======== DATA TO PROCESS ========

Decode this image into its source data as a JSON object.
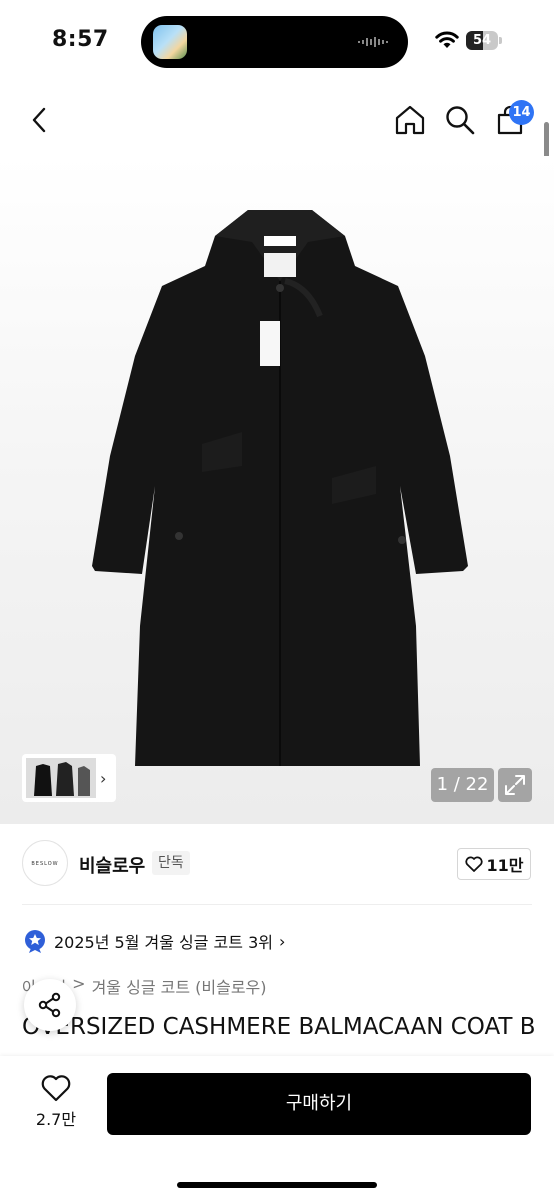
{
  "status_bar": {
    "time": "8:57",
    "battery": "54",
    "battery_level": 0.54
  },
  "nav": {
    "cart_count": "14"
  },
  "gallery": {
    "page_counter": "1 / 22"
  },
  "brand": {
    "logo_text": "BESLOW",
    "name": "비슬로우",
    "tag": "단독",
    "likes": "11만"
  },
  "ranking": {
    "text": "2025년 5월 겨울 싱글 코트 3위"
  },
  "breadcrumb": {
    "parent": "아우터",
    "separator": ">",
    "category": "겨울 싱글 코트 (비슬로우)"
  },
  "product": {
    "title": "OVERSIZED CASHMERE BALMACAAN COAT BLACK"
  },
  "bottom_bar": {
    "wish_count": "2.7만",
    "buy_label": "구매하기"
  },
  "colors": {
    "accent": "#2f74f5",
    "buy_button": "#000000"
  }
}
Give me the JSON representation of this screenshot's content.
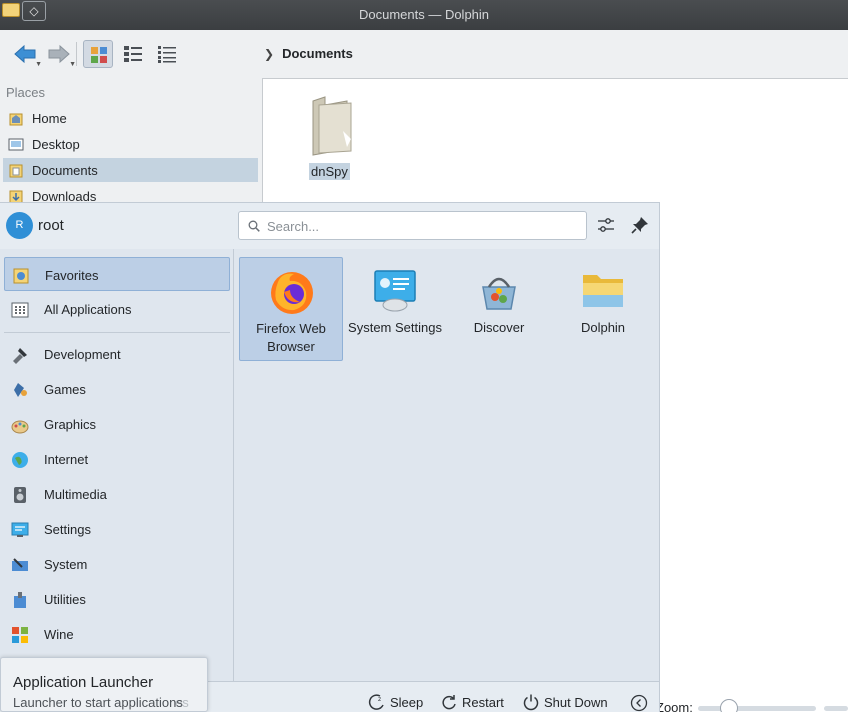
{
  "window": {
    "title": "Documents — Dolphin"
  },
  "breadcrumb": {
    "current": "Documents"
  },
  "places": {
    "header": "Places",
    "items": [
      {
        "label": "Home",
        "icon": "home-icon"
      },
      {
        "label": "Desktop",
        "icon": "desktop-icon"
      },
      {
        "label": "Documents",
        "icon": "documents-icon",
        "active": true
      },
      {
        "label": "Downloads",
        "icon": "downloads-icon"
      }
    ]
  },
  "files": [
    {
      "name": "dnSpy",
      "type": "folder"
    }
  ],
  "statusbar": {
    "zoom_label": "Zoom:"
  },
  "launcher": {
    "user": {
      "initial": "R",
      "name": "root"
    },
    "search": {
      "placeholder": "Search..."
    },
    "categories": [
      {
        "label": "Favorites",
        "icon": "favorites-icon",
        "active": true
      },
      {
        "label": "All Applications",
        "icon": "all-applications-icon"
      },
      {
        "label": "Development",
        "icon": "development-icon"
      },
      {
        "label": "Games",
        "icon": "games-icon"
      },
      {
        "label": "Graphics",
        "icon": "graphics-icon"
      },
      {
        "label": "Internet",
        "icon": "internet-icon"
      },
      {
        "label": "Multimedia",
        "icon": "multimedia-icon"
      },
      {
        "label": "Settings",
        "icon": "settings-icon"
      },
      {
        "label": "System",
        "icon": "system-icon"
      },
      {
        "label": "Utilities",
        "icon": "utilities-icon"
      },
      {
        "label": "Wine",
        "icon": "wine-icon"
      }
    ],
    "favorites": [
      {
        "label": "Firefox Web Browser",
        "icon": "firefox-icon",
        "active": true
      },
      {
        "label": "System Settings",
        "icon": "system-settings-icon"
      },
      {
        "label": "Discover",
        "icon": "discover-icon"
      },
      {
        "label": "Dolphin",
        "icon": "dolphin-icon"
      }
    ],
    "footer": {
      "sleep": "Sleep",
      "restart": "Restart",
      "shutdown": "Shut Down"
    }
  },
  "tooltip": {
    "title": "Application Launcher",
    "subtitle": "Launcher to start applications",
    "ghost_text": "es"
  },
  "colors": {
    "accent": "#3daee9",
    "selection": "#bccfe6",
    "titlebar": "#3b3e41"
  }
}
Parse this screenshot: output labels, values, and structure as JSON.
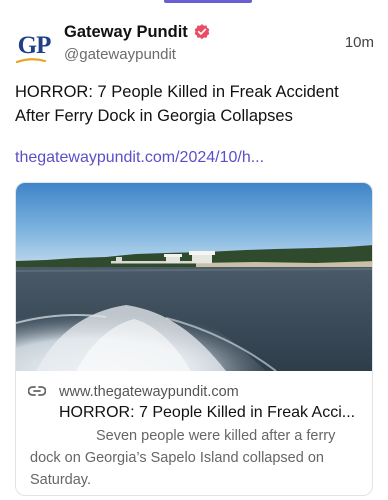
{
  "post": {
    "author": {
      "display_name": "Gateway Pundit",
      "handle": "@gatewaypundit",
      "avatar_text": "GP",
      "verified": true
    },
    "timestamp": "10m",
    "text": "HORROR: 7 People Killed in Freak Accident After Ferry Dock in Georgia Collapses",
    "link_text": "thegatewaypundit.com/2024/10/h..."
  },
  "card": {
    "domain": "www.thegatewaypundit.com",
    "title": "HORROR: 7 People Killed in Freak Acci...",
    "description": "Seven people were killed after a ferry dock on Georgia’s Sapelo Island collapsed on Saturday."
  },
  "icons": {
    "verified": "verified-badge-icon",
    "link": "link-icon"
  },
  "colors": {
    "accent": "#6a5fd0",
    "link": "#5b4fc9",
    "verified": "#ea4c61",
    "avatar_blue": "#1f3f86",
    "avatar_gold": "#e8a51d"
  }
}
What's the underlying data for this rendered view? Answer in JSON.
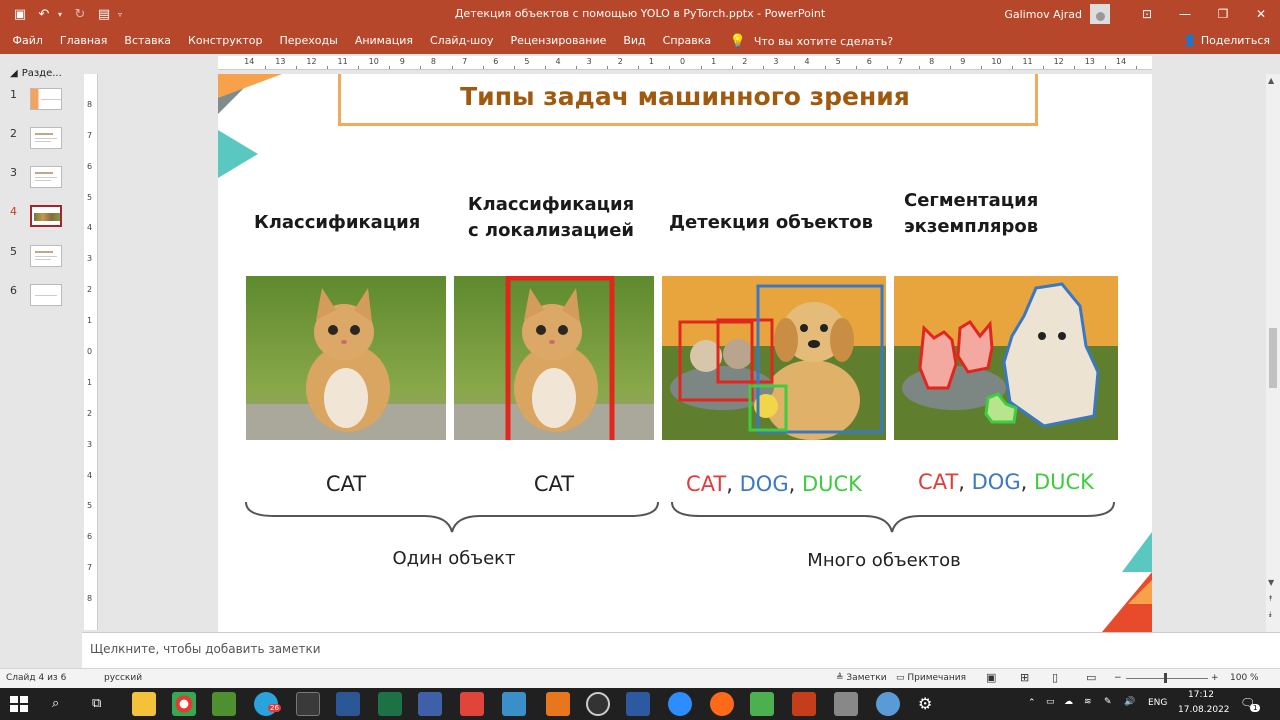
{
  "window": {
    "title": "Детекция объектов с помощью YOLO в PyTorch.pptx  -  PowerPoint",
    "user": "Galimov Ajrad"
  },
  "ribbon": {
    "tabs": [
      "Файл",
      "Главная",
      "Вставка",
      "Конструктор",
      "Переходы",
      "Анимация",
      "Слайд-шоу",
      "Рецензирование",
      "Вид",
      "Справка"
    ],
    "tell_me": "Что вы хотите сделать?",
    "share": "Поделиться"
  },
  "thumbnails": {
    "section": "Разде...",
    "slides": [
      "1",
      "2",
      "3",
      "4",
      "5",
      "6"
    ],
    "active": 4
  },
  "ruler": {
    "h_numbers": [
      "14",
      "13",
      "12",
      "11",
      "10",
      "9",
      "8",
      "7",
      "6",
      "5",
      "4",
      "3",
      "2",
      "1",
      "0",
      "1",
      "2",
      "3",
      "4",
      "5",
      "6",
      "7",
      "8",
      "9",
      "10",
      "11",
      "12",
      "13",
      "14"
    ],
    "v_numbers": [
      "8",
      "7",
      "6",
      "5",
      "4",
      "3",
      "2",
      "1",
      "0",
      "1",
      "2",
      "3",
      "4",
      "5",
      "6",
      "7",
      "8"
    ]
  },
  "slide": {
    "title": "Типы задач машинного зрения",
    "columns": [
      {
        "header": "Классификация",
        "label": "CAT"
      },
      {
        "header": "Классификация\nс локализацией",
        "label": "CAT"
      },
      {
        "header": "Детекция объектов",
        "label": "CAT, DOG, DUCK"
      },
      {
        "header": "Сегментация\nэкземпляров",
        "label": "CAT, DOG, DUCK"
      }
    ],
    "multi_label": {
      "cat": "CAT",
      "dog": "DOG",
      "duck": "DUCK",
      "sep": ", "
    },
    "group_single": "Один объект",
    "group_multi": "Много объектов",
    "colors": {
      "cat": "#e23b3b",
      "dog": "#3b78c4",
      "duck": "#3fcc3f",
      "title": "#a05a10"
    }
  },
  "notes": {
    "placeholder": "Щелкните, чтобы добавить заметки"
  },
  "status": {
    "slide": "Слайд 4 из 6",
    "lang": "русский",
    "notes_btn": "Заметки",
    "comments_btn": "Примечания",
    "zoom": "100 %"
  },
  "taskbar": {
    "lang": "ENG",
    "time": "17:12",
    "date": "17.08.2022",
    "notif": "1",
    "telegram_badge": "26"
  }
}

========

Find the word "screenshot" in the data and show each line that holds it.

Give me the JSON representation of this screenshot's content.
Parse this screenshot: output labels, values, and structure as JSON.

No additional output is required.